___ Data for review

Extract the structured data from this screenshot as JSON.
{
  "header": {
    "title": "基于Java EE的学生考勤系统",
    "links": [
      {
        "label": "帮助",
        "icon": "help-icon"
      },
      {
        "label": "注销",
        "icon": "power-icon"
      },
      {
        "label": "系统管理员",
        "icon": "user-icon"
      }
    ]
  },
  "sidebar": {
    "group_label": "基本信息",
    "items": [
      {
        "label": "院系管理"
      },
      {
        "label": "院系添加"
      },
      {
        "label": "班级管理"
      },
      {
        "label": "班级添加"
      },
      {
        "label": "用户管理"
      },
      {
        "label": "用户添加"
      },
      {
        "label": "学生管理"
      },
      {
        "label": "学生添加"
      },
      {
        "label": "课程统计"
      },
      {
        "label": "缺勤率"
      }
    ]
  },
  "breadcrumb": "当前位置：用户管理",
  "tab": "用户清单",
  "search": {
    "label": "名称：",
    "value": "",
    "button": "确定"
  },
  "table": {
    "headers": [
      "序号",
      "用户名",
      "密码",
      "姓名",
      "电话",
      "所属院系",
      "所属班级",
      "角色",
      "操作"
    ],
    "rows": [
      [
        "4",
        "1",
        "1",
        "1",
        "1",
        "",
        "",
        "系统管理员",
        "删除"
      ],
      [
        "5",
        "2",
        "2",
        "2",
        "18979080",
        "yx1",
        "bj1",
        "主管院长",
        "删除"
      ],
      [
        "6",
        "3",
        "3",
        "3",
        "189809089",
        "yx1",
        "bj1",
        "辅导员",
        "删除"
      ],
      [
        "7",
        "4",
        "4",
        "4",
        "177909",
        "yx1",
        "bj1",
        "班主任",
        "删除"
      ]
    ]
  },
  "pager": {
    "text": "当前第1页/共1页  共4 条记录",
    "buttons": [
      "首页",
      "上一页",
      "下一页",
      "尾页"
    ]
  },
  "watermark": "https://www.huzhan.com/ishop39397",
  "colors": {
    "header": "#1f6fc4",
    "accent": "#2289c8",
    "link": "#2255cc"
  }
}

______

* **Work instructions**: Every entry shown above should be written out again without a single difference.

* **Task result**:
Extract the structured data from this screenshot as JSON.
{
  "header": {
    "title": "基于Java EE的学生考勤系统",
    "links": [
      {
        "label": "帮助",
        "icon": "help-icon"
      },
      {
        "label": "注销",
        "icon": "power-icon"
      },
      {
        "label": "系统管理员",
        "icon": "user-icon"
      }
    ]
  },
  "sidebar": {
    "group_label": "基本信息",
    "items": [
      {
        "label": "院系管理"
      },
      {
        "label": "院系添加"
      },
      {
        "label": "班级管理"
      },
      {
        "label": "班级添加"
      },
      {
        "label": "用户管理"
      },
      {
        "label": "用户添加"
      },
      {
        "label": "学生管理"
      },
      {
        "label": "学生添加"
      },
      {
        "label": "课程统计"
      },
      {
        "label": "缺勤率"
      }
    ]
  },
  "breadcrumb": "当前位置：用户管理",
  "tab": "用户清单",
  "search": {
    "label": "名称：",
    "value": "",
    "button": "确定"
  },
  "table": {
    "headers": [
      "序号",
      "用户名",
      "密码",
      "姓名",
      "电话",
      "所属院系",
      "所属班级",
      "角色",
      "操作"
    ],
    "rows": [
      [
        "4",
        "1",
        "1",
        "1",
        "1",
        "",
        "",
        "系统管理员",
        "删除"
      ],
      [
        "5",
        "2",
        "2",
        "2",
        "18979080",
        "yx1",
        "bj1",
        "主管院长",
        "删除"
      ],
      [
        "6",
        "3",
        "3",
        "3",
        "189809089",
        "yx1",
        "bj1",
        "辅导员",
        "删除"
      ],
      [
        "7",
        "4",
        "4",
        "4",
        "177909",
        "yx1",
        "bj1",
        "班主任",
        "删除"
      ]
    ]
  },
  "pager": {
    "text": "当前第1页/共1页  共4 条记录",
    "buttons": [
      "首页",
      "上一页",
      "下一页",
      "尾页"
    ]
  },
  "watermark": "https://www.huzhan.com/ishop39397",
  "colors": {
    "header": "#1f6fc4",
    "accent": "#2289c8",
    "link": "#2255cc"
  }
}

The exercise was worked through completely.